- With a scrubbed list in hand, you are free to focus on anticipating needs. Know when your target market might be considering a merger, a new home purchase, a business expansion, or retirement. Instead of waiting for them to call you, reach out to them with a solution to their current need.
- Care for current customers. You shouldn’t wait for customers to have a problem to have a conversation with them. Neither should they only hear from you when you want them to buy something. Call to make them aware of policy changes, to let them know about unusual activity on their account, or to ask if they have any concerns. These actions may lead to an upsell, but it will definitely improve retention. Either way, you win.
Use telemarketing as a tool, but be proactive and compliant. Need help? That’s what Alliance does. We’ll help you stay proactive and compliant while simultaneously endearing you to the customer. Give us a call.

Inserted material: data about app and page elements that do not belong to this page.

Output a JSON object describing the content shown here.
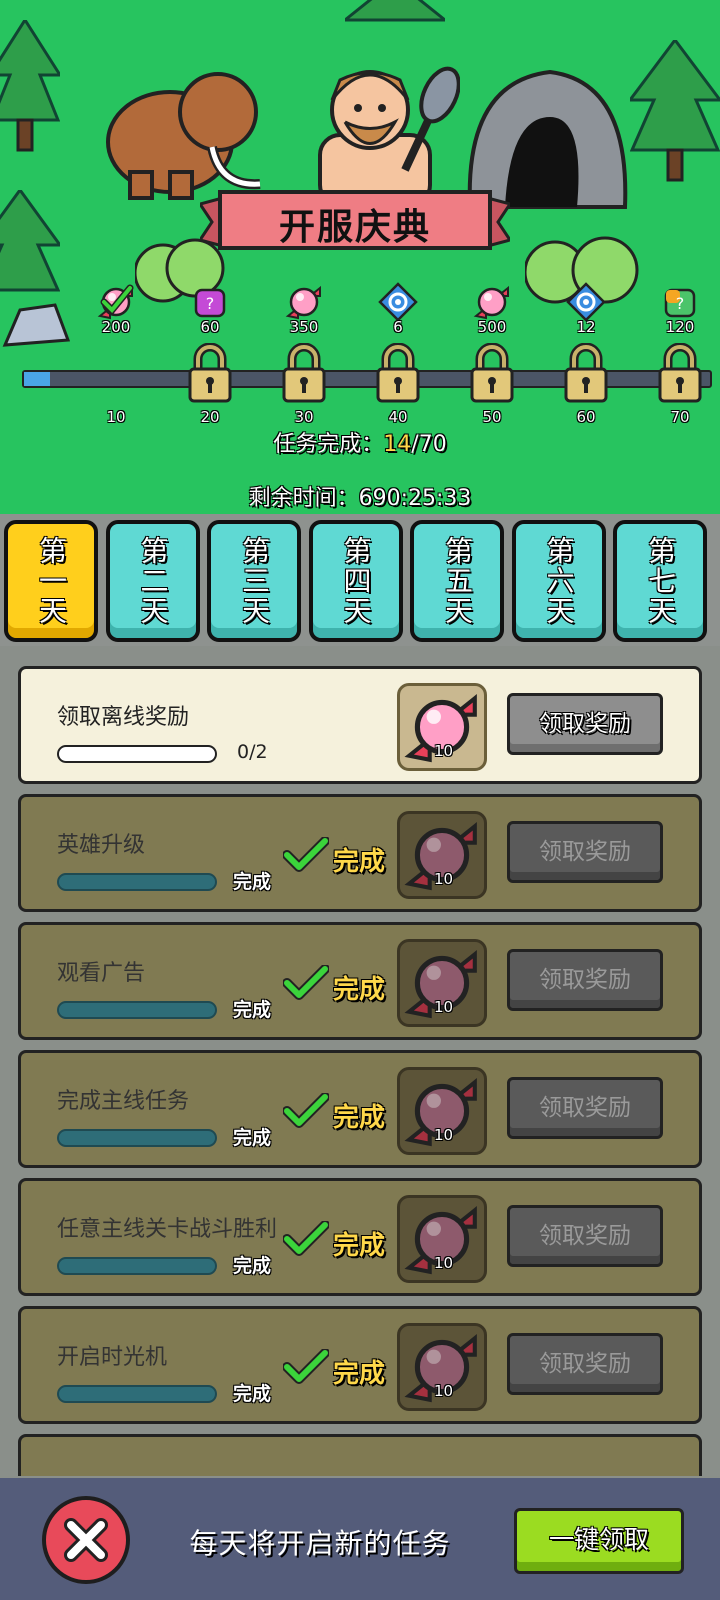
{
  "banner_title": "开服庆典",
  "milestones": [
    {
      "icon": "pink-candy-checked-icon",
      "reward": "200",
      "tick": "10"
    },
    {
      "icon": "purple-mystery-box-icon",
      "reward": "60",
      "tick": "20"
    },
    {
      "icon": "pink-candy-icon",
      "reward": "350",
      "tick": "30"
    },
    {
      "icon": "blue-swirl-gem-icon",
      "reward": "6",
      "tick": "40"
    },
    {
      "icon": "pink-candy-icon",
      "reward": "500",
      "tick": "50"
    },
    {
      "icon": "blue-swirl-gem-icon",
      "reward": "12",
      "tick": "60"
    },
    {
      "icon": "rainbow-mystery-box-icon",
      "reward": "120",
      "tick": "70"
    }
  ],
  "progress": {
    "done": 14,
    "total": 70
  },
  "status": {
    "tasks_label": "任务完成：",
    "tasks_done": "14",
    "tasks_total": "/70",
    "time_label": "剩余时间：",
    "time_value": "690:25:33"
  },
  "tabs": [
    {
      "label": "第一天",
      "active": true
    },
    {
      "label": "第二天",
      "active": false
    },
    {
      "label": "第三天",
      "active": false
    },
    {
      "label": "第四天",
      "active": false
    },
    {
      "label": "第五天",
      "active": false
    },
    {
      "label": "第六天",
      "active": false
    },
    {
      "label": "第七天",
      "active": false
    }
  ],
  "tasks": [
    {
      "name": "领取离线奖励",
      "progress_text": "0/2",
      "done": false,
      "reward_qty": "10",
      "claim_label": "领取奖励"
    },
    {
      "name": "英雄升级",
      "done": true,
      "done_small": "完成",
      "done_big": "完成",
      "reward_qty": "10",
      "claim_label": "领取奖励"
    },
    {
      "name": "观看广告",
      "done": true,
      "done_small": "完成",
      "done_big": "完成",
      "reward_qty": "10",
      "claim_label": "领取奖励"
    },
    {
      "name": "完成主线任务",
      "done": true,
      "done_small": "完成",
      "done_big": "完成",
      "reward_qty": "10",
      "claim_label": "领取奖励"
    },
    {
      "name": "任意主线关卡战斗胜利",
      "done": true,
      "done_small": "完成",
      "done_big": "完成",
      "reward_qty": "10",
      "claim_label": "领取奖励"
    },
    {
      "name": "开启时光机",
      "done": true,
      "done_small": "完成",
      "done_big": "完成",
      "reward_qty": "10",
      "claim_label": "领取奖励"
    }
  ],
  "bottom": {
    "message": "每天将开启新的任务",
    "claim_all_label": "一键领取"
  }
}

Motivating and Enthusiastic Referrals
Word of mouth is still the most powerful marketing tool in existence. Unfortunately, sometimes people need a nudge to remind them to tell people about their experience with you. Implementing a referral program is not a new idea. Property management companies do it, Dropbox did it, and World of Warcraft does it. The key to a referral program being successful is simple: it has to be motivating enough to make people want to participate.
For example, if you’ve ever been to a retailer who circles the link to a survey at the bottom of your receipt, you’ve experienced a lack of motivation when you learn you have a 1 in 1,000 chance of some nameless prize, or you’ll be entered into a drawing you’ll never see happen. That’s a prime example of a non-motivating incentive. It takes extra time and effort for little to no reward.
In contrast, saying something along the lines of “Send your friend in to sign up for a new checking account. If they bring one of your deposit slips with them, we’ll deposit $50 directly into your account as a token of our appreciation for the referral.” That’s motivating because the benefit outweighs any potential inconvenience.
Not all referral programs are created equal. Give your customers a reason to refer their family and friends to you.
Distinctive and Action-based Direct Mail
Direct mail is still an effective marketing tool, but in the ample noise of banking pieces people already receive, you have to do something different to stay out of the recycle bin. Here are three ways to make your direct mail piece distinctive:
- Shapes. Are you mailing a letter in a legal envelope? So is every other bank out there. What it your piece was a hexagonal postcard instead? That stands out and gets people’s attention.
- Colors. Maybe you need to stick with the legal envelope, but that doesn’t mean it has to be white. How would you respond if a bright pink envelope showed up in your stack of mail? You’d pause long enough to investigate, wouldn’t you?
- Delivery methods. The United States Postal Service is not the only way to send mail. What if your direct mail marketing piece was delivered via FedEx, UPS, or DHL instead? People take notice.
Okay, but you need people to do more than notice a letter addressed to them. You need them to take action. Don’t assume anything. People need to be told what to do. Tell them to fill out the form, make the call, or visit the website, and make it easy for them to do. Provide an envelope for the form. Make the URL simple.
It’s not rocket science, but sometimes you need to look at familiar tactics with new eyes. The status quo won’t work forever.